───── Information supplied
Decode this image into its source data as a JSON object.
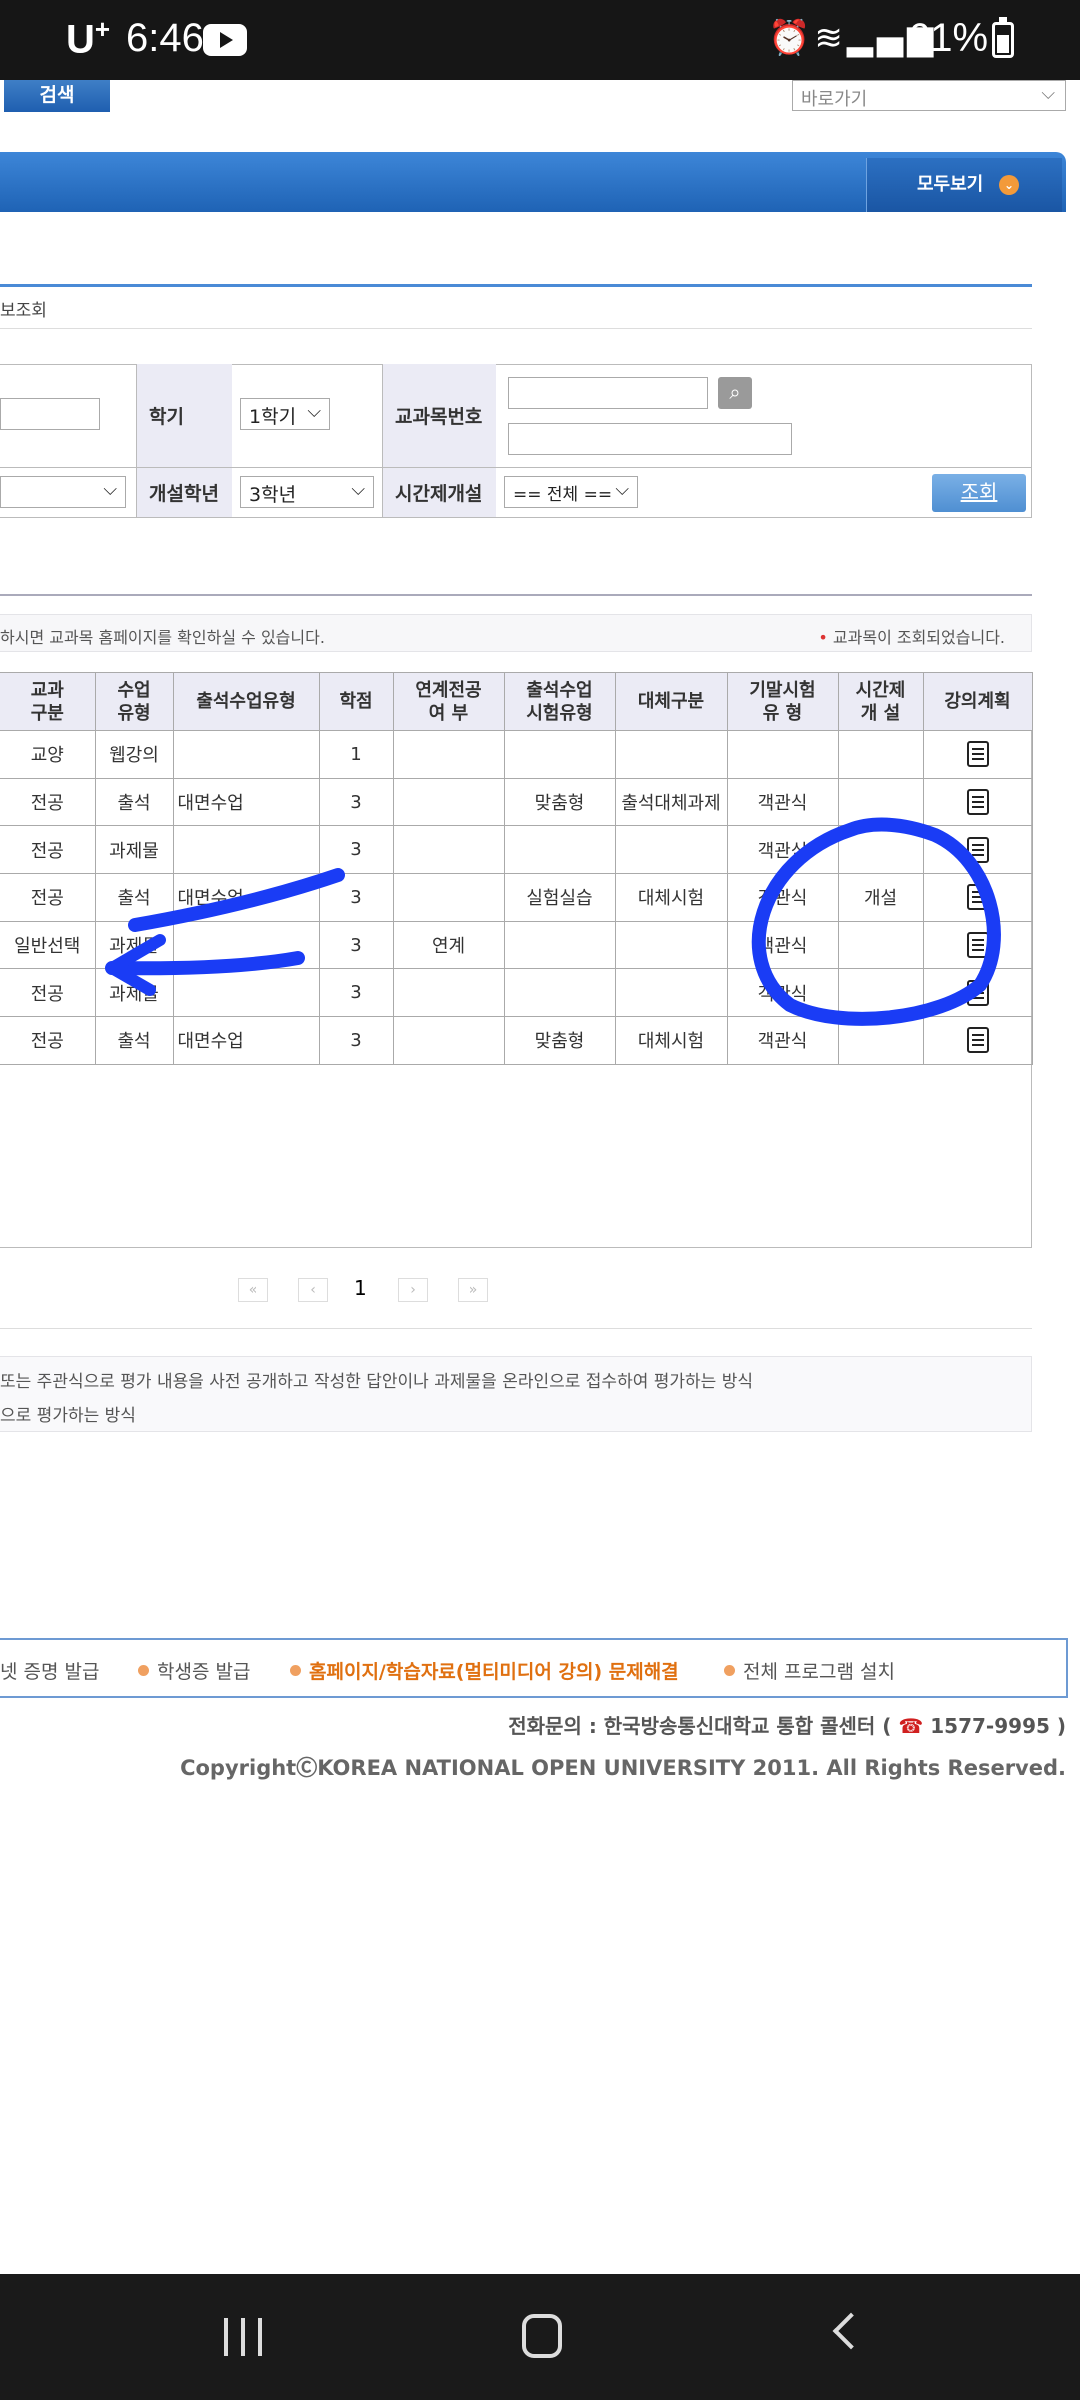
{
  "status_bar": {
    "carrier": "U",
    "carrier_sup": "+",
    "time": "6:46",
    "battery": "61%"
  },
  "header": {
    "search_button": "검색",
    "goto_select": "바로가기",
    "view_all": "모두보기"
  },
  "page_title": "보조회",
  "form": {
    "semester_label": "학기",
    "semester_value": "1학기",
    "course_no_label": "교과목번호",
    "grade_label": "개설학년",
    "grade_value": "3학년",
    "parttime_label": "시간제개설",
    "parttime_value": "== 전체 ==",
    "query_button": "조회"
  },
  "info": {
    "left": "하시면 교과목 홈페이지를 확인하실 수 있습니다.",
    "right_bullet": "•",
    "right": "교과목이 조회되었습니다."
  },
  "table": {
    "headers": {
      "col1": [
        "교과",
        "구분"
      ],
      "col2": [
        "수업",
        "유형"
      ],
      "col3": [
        "출석수업유형"
      ],
      "col4": [
        "학점"
      ],
      "col5": [
        "연계전공",
        "여  부"
      ],
      "col6": [
        "출석수업",
        "시험유형"
      ],
      "col7": [
        "대체구분"
      ],
      "col8": [
        "기말시험",
        "유  형"
      ],
      "col9": [
        "시간제",
        "개  설"
      ],
      "col10": [
        "강의계획"
      ]
    },
    "rows": [
      [
        "교양",
        "웹강의",
        "",
        "1",
        "",
        "",
        "",
        "",
        ""
      ],
      [
        "전공",
        "출석",
        "대면수업",
        "3",
        "",
        "맞춤형",
        "출석대체과제",
        "객관식",
        ""
      ],
      [
        "전공",
        "과제물",
        "",
        "3",
        "",
        "",
        "",
        "객관식",
        ""
      ],
      [
        "전공",
        "출석",
        "대면수업",
        "3",
        "",
        "실험실습",
        "대체시험",
        "객관식",
        "개설"
      ],
      [
        "일반선택",
        "과제물",
        "",
        "3",
        "연계",
        "",
        "",
        "객관식",
        ""
      ],
      [
        "전공",
        "과제물",
        "",
        "3",
        "",
        "",
        "",
        "객관식",
        ""
      ],
      [
        "전공",
        "출석",
        "대면수업",
        "3",
        "",
        "맞춤형",
        "대체시험",
        "객관식",
        ""
      ]
    ]
  },
  "pagination": {
    "first": "«",
    "prev": "‹",
    "current": "1",
    "next": "›",
    "last": "»"
  },
  "notes": {
    "line1": "또는 주관식으로 평가 내용을 사전 공개하고 작성한 답안이나 과제물을 온라인으로 접수하여 평가하는 방식",
    "line2": "으로 평가하는 방식"
  },
  "footer": {
    "link1": "넷 증명 발급",
    "link2": "학생증 발급",
    "link3": "홈페이지/학습자료(멀티미디어 강의) 문제해결",
    "link4": "전체 프로그램 설치",
    "contact_prefix": "전화문의 : 한국방송통신대학교 통합 콜센터 (",
    "contact_icon": "☎",
    "contact_number": "1577-9995 )",
    "copyright": "CopyrightⒸKOREA NATIONAL OPEN UNIVERSITY 2011. All Rights Reserved."
  },
  "colors": {
    "brand_blue": "#1f63b5",
    "annotation_blue": "#1a3cf5",
    "highlight_orange": "#e07010"
  }
}
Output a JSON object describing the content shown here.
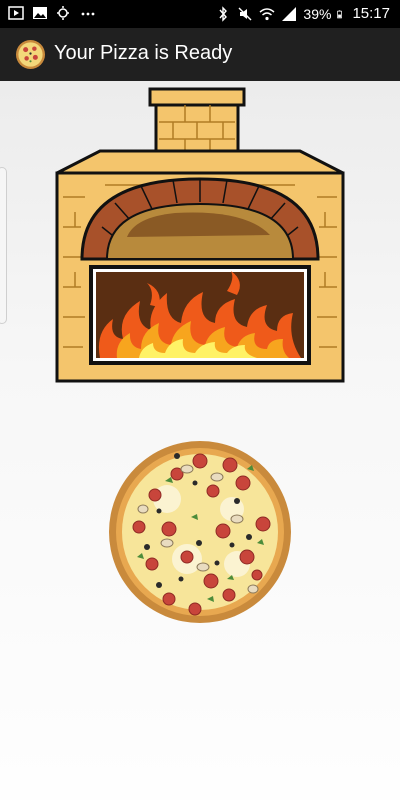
{
  "status_bar": {
    "time": "15:17",
    "battery_percent": "39%",
    "left_icons": [
      "play-icon",
      "image-icon",
      "weather-icon",
      "more-icon"
    ],
    "right_icons": [
      "bluetooth-icon",
      "mute-icon",
      "wifi-icon",
      "signal-icon",
      "battery-icon"
    ]
  },
  "app_bar": {
    "title": "Your Pizza is Ready",
    "icon": "pizza-app-icon",
    "background": "#202020"
  },
  "content": {
    "images": [
      "brick-oven-illustration",
      "pizza-illustration"
    ]
  }
}
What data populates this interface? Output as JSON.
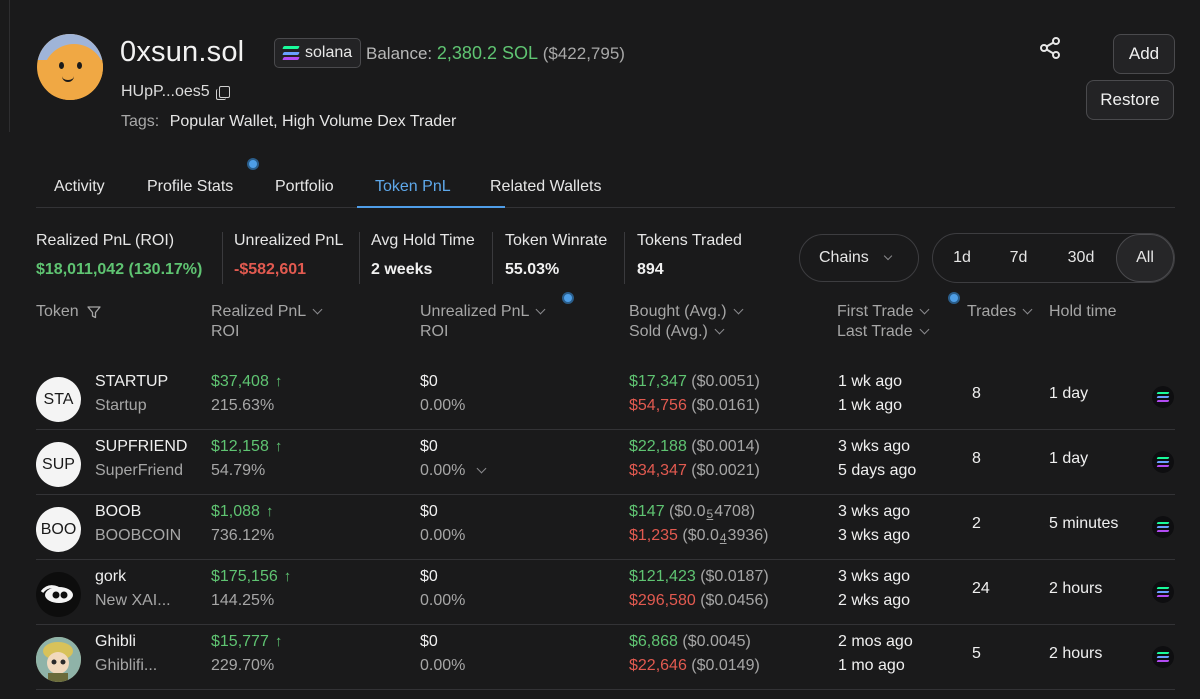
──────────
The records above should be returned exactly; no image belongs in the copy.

Decode this image into its source data as a JSON object.
{
  "status_bar": {
    "carrier": "U",
    "carrier_sup": "+",
    "time": "6:46",
    "battery": "61%"
  },
  "header": {
    "search_button": "검색",
    "goto_select": "바로가기",
    "view_all": "모두보기"
  },
  "page_title": "보조회",
  "form": {
    "semester_label": "학기",
    "semester_value": "1학기",
    "course_no_label": "교과목번호",
    "grade_label": "개설학년",
    "grade_value": "3학년",
    "parttime_label": "시간제개설",
    "parttime_value": "== 전체 ==",
    "query_button": "조회"
  },
  "info": {
    "left": "하시면 교과목 홈페이지를 확인하실 수 있습니다.",
    "right_bullet": "•",
    "right": "교과목이 조회되었습니다."
  },
  "table": {
    "headers": {
      "col1": [
        "교과",
        "구분"
      ],
      "col2": [
        "수업",
        "유형"
      ],
      "col3": [
        "출석수업유형"
      ],
      "col4": [
        "학점"
      ],
      "col5": [
        "연계전공",
        "여  부"
      ],
      "col6": [
        "출석수업",
        "시험유형"
      ],
      "col7": [
        "대체구분"
      ],
      "col8": [
        "기말시험",
        "유  형"
      ],
      "col9": [
        "시간제",
        "개  설"
      ],
      "col10": [
        "강의계획"
      ]
    },
    "rows": [
      [
        "교양",
        "웹강의",
        "",
        "1",
        "",
        "",
        "",
        "",
        ""
      ],
      [
        "전공",
        "출석",
        "대면수업",
        "3",
        "",
        "맞춤형",
        "출석대체과제",
        "객관식",
        ""
      ],
      [
        "전공",
        "과제물",
        "",
        "3",
        "",
        "",
        "",
        "객관식",
        ""
      ],
      [
        "전공",
        "출석",
        "대면수업",
        "3",
        "",
        "실험실습",
        "대체시험",
        "객관식",
        "개설"
      ],
      [
        "일반선택",
        "과제물",
        "",
        "3",
        "연계",
        "",
        "",
        "객관식",
        ""
      ],
      [
        "전공",
        "과제물",
        "",
        "3",
        "",
        "",
        "",
        "객관식",
        ""
      ],
      [
        "전공",
        "출석",
        "대면수업",
        "3",
        "",
        "맞춤형",
        "대체시험",
        "객관식",
        ""
      ]
    ]
  },
  "pagination": {
    "first": "«",
    "prev": "‹",
    "current": "1",
    "next": "›",
    "last": "»"
  },
  "notes": {
    "line1": "또는 주관식으로 평가 내용을 사전 공개하고 작성한 답안이나 과제물을 온라인으로 접수하여 평가하는 방식",
    "line2": "으로 평가하는 방식"
  },
  "footer": {
    "link1": "넷 증명 발급",
    "link2": "학생증 발급",
    "link3": "홈페이지/학습자료(멀티미디어 강의) 문제해결",
    "link4": "전체 프로그램 설치",
    "contact_prefix": "전화문의 : 한국방송통신대학교 통합 콜센터 (",
    "contact_icon": "☎",
    "contact_number": "1577-9995 )",
    "copyright": "CopyrightⒸKOREA NATIONAL OPEN UNIVERSITY 2011. All Rights Reserved."
  },
  "colors": {
    "brand_blue": "#1f63b5",
    "annotation_blue": "#1a3cf5",
    "highlight_orange": "#e07010"
  }
}
Output a JSON object describing the content shown here.
{
  "status_bar": {
    "time": "15:17",
    "battery_percent": "39%",
    "left_icons": [
      "play-icon",
      "image-icon",
      "weather-icon",
      "more-icon"
    ],
    "right_icons": [
      "bluetooth-icon",
      "mute-icon",
      "wifi-icon",
      "signal-icon",
      "battery-icon"
    ]
  },
  "app_bar": {
    "title": "Your Pizza is Ready",
    "icon": "pizza-app-icon",
    "background": "#202020"
  },
  "content": {
    "images": [
      "brick-oven-illustration",
      "pizza-illustration"
    ]
  }
}
What data populates this interface? Output as JSON.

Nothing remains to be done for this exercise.